Another approach to DNA vaccination is expression library immunization (ELI). Using this technique, potentially all the genes from a pathogen can be delivered at one time, which may be useful for pathogens which are difficult to attenuate or culture. ELI can be used to identify which of the pathogen’s genes induce a protective response. This has been tested with Mycoplasmapulmonis, a murine lung pathogen with a relatively small genome, and it was found that even partial expression libraries can induce protection from subsequent challenge

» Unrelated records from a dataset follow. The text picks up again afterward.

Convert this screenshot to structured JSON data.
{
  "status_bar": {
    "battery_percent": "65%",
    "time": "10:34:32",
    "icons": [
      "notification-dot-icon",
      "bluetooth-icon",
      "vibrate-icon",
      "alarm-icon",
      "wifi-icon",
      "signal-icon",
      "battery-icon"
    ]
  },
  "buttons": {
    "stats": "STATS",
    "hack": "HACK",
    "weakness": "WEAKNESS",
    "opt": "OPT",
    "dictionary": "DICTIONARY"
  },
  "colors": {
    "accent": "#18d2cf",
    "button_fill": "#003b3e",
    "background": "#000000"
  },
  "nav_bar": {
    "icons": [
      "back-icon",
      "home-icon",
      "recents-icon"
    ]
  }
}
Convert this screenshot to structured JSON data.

MECHANISMS OF UPTAKE A plasmid vector that expresses the protein of interest (e.g. viral protein) under the control of an appropriate promoter is injected into the skin or muscle of the the host. After uptake of the plasmid, the protein is produced endogenously and intracellularly processed into small antigenic peptides by the host proteases. The peptides then enter the lumen of the endoplasmic reticulum (E.R.) by membrane-associated transporters. In the E.R., peptides bind to MHC class I molecules. These peptides are presented on the cell surface in the context of the MHC class I. Subsequent CD8+ cytotoxic T cells (CTL) are stimulated and they evoke cell-mediated immunity. CTLs inhibit viruses through both cytolysis of infected cells and noncytolysis mechanisms such as cytokine production.
The foreign protein can also be presented by the MHC class II pathway by APCs which elicit helper T cells (CD4+) responses. These CD4+ cells are able to recognize the peptides formed from exogenous proteins that were endocytosed or phagocytosed by APC, then degraded to peptide fragments and loaded onto MHC class II molecules. Depending on the type of CD4+ cell that binds to the complex, B cells are stimulated and antibody production is stimulated. This is the same manner in which traditional vaccines work

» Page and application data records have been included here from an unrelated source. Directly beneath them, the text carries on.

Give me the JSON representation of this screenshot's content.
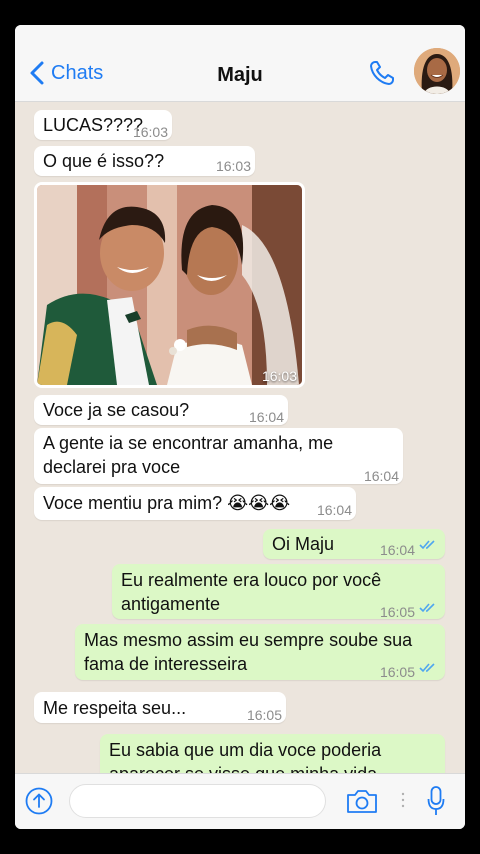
{
  "header": {
    "back_label": "Chats",
    "contact_name": "Maju"
  },
  "colors": {
    "accent": "#1f7cf3",
    "outgoing_bubble": "#dcf8c6",
    "incoming_bubble": "#ffffff",
    "chat_background": "#ece5dd",
    "read_ticks": "#4fa6f0"
  },
  "messages": [
    {
      "dir": "in",
      "text": "LUCAS????",
      "time": "16:03"
    },
    {
      "dir": "in",
      "text": "O que é isso??",
      "time": "16:03"
    },
    {
      "dir": "in",
      "type": "image",
      "image": "wedding photo of a smiling couple",
      "time": "16:03"
    },
    {
      "dir": "in",
      "text": "Voce ja se casou?",
      "time": "16:04"
    },
    {
      "dir": "in",
      "text": "A gente ia se encontrar amanha, me declarei pra voce",
      "time": "16:04"
    },
    {
      "dir": "in",
      "text": "Voce mentiu pra mim? 😭😭😭",
      "time": "16:04"
    },
    {
      "dir": "out",
      "text": "Oi Maju",
      "time": "16:04",
      "read": true
    },
    {
      "dir": "out",
      "text": "Eu realmente era louco por você antigamente",
      "time": "16:05",
      "read": true
    },
    {
      "dir": "out",
      "text": "Mas mesmo assim eu sempre soube sua fama de interesseira",
      "time": "16:05",
      "read": true
    },
    {
      "dir": "in",
      "text": "Me respeita seu...",
      "time": "16:05"
    },
    {
      "dir": "out",
      "text": "Eu sabia que um dia voce poderia aparecer se visse que minha vida",
      "time": "",
      "read": false
    }
  ],
  "icons": {
    "back": "chevron-left-icon",
    "call": "phone-icon",
    "attach": "up-arrow-circle-icon",
    "camera": "camera-icon",
    "mic": "microphone-icon"
  },
  "input": {
    "placeholder": "",
    "value": ""
  }
}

ADVANTAGES Subunit vaccination with no risk for infection Antigen presentation by both MHCclass I and class IImolecules Able to polarise T-cell help toward type 1 or type 2 Immune response focused only on antigen of interest Ease of development and production Stability of vaccine for storage and shipping Cost-effectiveness Obviates need for peptide synthesis, expression and purification of recombinant proteins and the use of toxic adjuvants Long-term persistence of immunogen In vivo expression ensures protein more closely resembles normal eukaryotic structure, with accompanying post-translational modifications
Disadvantages Limited to protein immunogens (not useful for non-protein based antigens such as bacterial polysaccharides) Risk of affecting genes controlling cell growth Possibility of inducing antibody production against DNA Possibility of tolerance to the antigen (protein) produced Potential for atypical processing of bacterial and parasite proteins
FUTURE OF DNA VACCINES - It has recently been discovered that the transfection of myocytes can be amplified by pretreatment with local anesthetics or with cardiotoxin, which induce local tissue damage and initiate myoblast regeneration. Gaining a full understanding of this mechanism of DNA uptake could prove helpful in improving applications for gene therapy and gene vaccination. Both improved expression and better engineering of the DNA plasmid may enhance antibody response to the gene products and expand the applications of the gene vaccines